(RECORDS FOR PROCESSING Opens)

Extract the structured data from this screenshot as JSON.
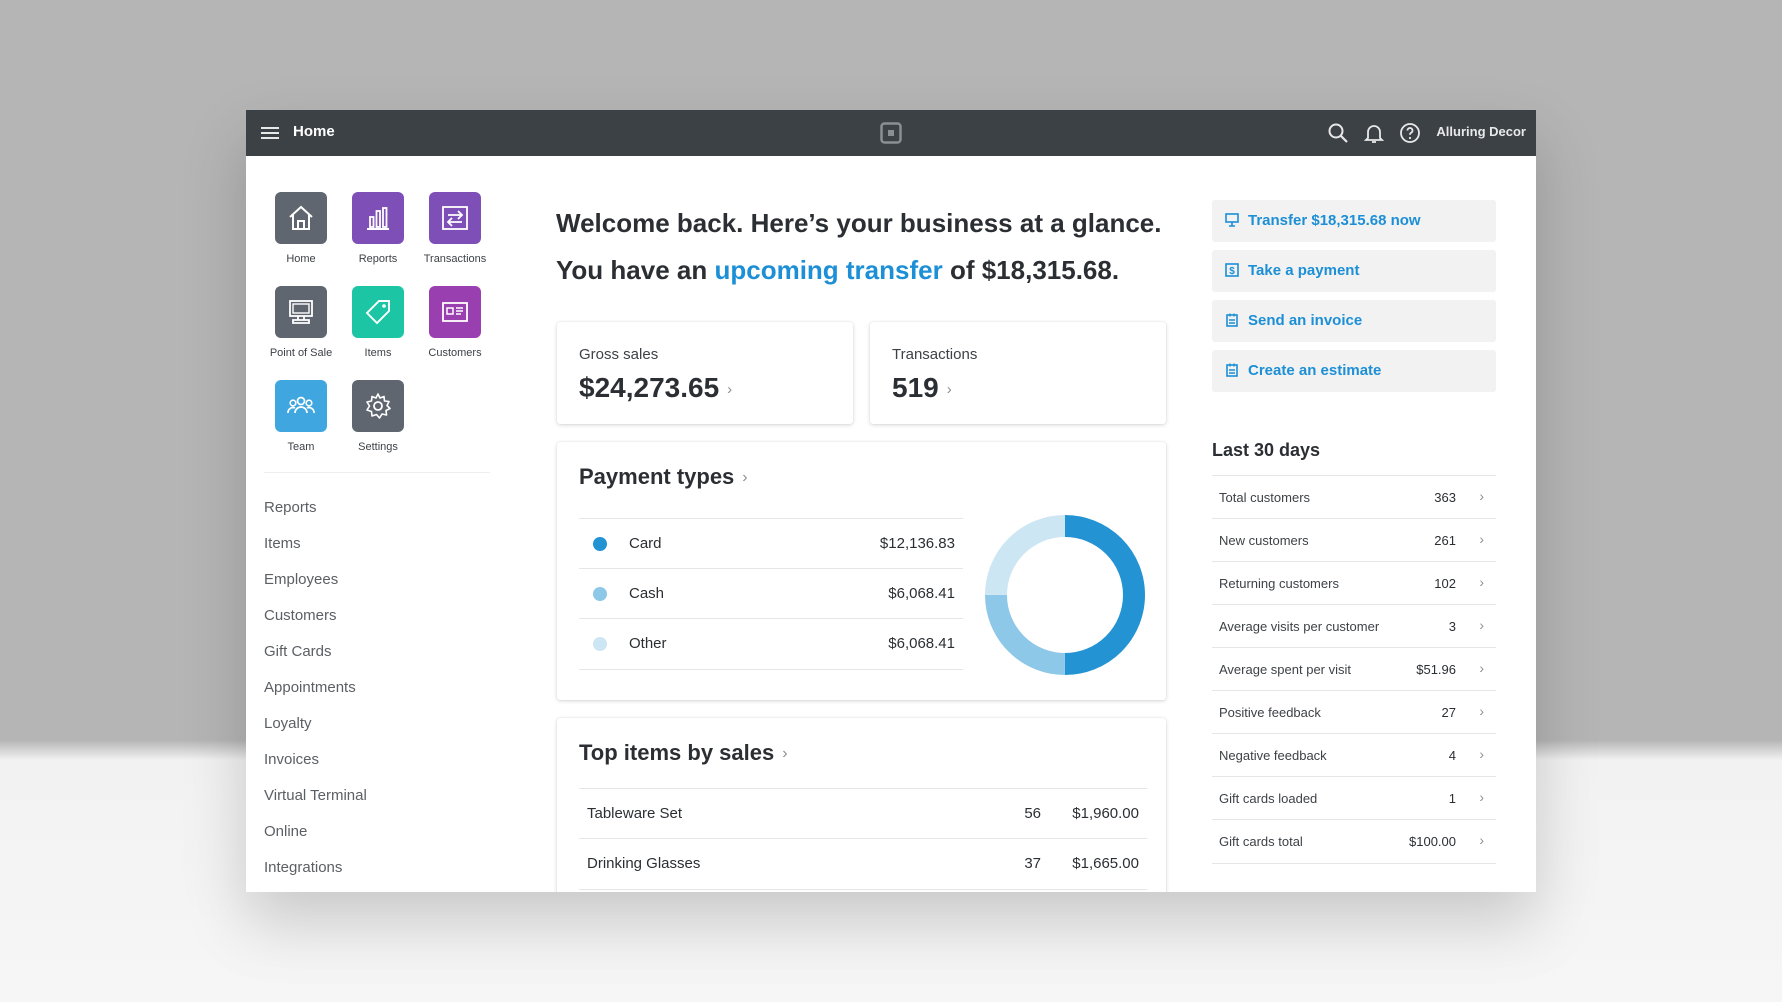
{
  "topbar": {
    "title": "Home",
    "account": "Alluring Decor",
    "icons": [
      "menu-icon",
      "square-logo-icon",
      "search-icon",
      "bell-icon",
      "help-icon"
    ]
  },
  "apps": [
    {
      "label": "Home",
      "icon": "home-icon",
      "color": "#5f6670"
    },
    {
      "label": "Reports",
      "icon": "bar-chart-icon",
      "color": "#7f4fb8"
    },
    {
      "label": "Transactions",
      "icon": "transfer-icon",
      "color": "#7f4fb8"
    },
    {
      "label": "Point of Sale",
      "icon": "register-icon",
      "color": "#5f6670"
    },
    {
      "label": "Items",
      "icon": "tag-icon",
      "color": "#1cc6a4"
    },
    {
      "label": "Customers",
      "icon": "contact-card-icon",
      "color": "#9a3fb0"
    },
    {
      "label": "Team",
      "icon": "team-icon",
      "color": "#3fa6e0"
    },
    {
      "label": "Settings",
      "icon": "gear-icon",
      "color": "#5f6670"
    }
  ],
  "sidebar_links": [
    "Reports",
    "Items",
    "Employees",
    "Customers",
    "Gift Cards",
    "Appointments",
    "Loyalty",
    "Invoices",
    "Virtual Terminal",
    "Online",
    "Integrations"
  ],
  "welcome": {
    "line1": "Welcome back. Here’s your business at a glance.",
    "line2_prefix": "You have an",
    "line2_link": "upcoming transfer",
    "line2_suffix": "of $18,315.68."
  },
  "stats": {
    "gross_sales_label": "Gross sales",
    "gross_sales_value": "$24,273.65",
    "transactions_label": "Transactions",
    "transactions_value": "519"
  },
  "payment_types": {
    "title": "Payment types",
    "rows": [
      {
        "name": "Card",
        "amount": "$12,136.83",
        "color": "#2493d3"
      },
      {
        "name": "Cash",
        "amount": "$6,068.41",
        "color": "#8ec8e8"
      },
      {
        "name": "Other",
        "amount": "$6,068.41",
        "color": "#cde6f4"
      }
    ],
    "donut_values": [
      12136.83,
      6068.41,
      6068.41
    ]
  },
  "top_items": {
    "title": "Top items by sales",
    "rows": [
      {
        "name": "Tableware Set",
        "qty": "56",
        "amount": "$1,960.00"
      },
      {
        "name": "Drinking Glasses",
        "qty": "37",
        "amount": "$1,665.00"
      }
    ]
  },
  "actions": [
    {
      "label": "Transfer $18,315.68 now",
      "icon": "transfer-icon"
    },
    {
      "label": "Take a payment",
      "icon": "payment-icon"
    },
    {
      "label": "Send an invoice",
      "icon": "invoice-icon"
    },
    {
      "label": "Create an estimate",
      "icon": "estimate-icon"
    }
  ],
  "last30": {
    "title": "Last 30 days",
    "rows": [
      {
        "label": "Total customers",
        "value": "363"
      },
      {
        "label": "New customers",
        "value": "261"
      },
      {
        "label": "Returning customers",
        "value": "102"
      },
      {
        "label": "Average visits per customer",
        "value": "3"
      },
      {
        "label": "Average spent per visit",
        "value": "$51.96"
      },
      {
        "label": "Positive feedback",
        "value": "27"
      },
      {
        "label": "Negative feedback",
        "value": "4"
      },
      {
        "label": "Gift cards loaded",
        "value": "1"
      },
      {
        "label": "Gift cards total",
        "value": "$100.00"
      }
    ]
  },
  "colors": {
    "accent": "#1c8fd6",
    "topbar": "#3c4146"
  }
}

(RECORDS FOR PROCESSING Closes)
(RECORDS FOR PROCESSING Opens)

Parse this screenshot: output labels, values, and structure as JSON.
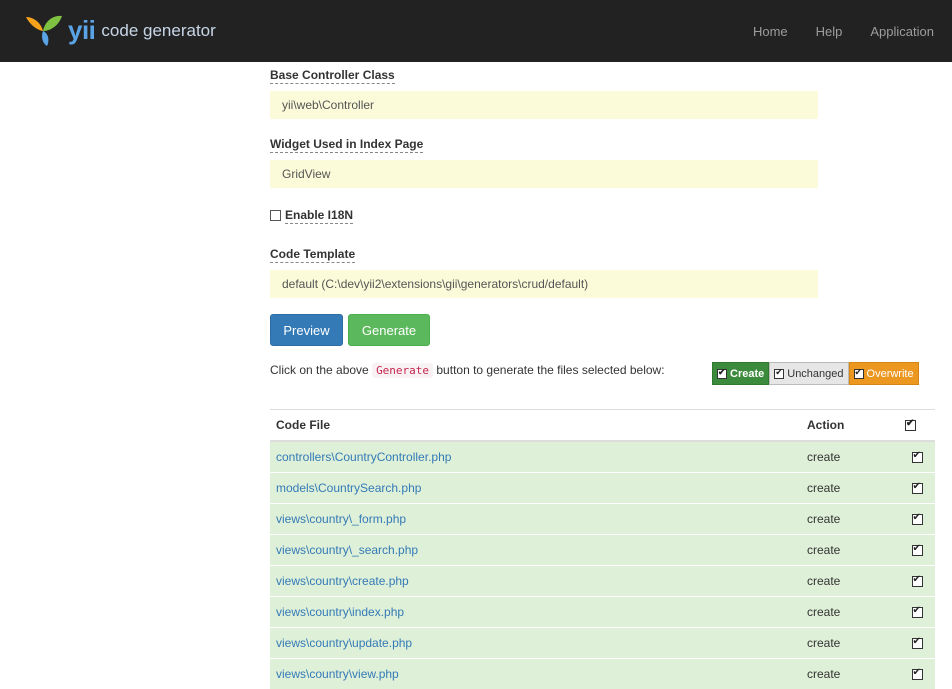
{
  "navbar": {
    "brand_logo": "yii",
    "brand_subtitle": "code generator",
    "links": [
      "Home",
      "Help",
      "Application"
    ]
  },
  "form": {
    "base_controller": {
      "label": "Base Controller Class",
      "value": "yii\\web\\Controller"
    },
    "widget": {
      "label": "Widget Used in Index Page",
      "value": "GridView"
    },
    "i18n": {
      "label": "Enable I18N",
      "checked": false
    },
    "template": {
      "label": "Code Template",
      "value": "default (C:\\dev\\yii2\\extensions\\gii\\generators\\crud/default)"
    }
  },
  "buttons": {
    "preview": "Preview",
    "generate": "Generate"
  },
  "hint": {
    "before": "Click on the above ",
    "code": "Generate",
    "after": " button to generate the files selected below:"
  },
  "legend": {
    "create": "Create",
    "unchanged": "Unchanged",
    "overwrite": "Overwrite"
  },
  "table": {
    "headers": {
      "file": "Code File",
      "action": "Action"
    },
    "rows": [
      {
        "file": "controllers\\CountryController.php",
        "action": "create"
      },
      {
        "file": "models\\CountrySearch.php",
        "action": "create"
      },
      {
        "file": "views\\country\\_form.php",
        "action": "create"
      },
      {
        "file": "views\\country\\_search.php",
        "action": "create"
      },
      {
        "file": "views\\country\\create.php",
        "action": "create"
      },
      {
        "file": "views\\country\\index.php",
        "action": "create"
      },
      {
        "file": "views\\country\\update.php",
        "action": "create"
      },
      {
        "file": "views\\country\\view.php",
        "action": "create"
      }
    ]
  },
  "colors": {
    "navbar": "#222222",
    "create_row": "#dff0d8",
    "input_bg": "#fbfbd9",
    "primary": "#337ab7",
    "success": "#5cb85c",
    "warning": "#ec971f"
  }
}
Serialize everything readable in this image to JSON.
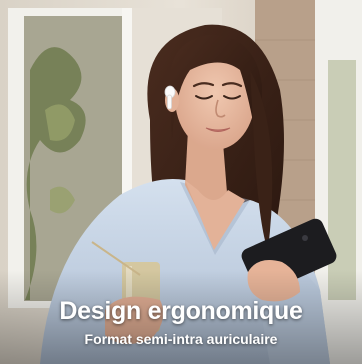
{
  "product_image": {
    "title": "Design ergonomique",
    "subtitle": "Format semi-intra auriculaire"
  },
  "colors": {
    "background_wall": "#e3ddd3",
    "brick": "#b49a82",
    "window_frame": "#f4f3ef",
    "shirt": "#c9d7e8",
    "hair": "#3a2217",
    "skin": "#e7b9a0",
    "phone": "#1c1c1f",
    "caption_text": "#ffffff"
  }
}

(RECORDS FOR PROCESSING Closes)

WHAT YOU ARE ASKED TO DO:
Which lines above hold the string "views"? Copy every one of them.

RESPONSE BOX:
        "file": "views\\country\\_form.php",
        "file": "views\\country\\_search.php",
        "file": "views\\country\\create.php",
        "file": "views\\country\\index.php",
        "file": "views\\country\\update.php",
        "file": "views\\country\\view.php",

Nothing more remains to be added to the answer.